> Prompt:
Among these records, tally each line with the word "title"; the answer is that number alone.

☆ ☆ ☆ ☆ ☆

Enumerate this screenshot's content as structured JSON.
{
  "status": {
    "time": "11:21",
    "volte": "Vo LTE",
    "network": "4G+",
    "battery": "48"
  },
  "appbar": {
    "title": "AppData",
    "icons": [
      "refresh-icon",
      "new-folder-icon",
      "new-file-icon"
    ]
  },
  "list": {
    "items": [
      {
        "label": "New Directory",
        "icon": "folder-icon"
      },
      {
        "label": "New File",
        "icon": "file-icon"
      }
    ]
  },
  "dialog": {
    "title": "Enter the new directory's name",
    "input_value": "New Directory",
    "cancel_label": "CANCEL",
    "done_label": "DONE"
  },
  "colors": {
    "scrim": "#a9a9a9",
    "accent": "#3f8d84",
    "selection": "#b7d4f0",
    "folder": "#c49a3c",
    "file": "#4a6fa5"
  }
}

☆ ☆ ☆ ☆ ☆

> Answer:
2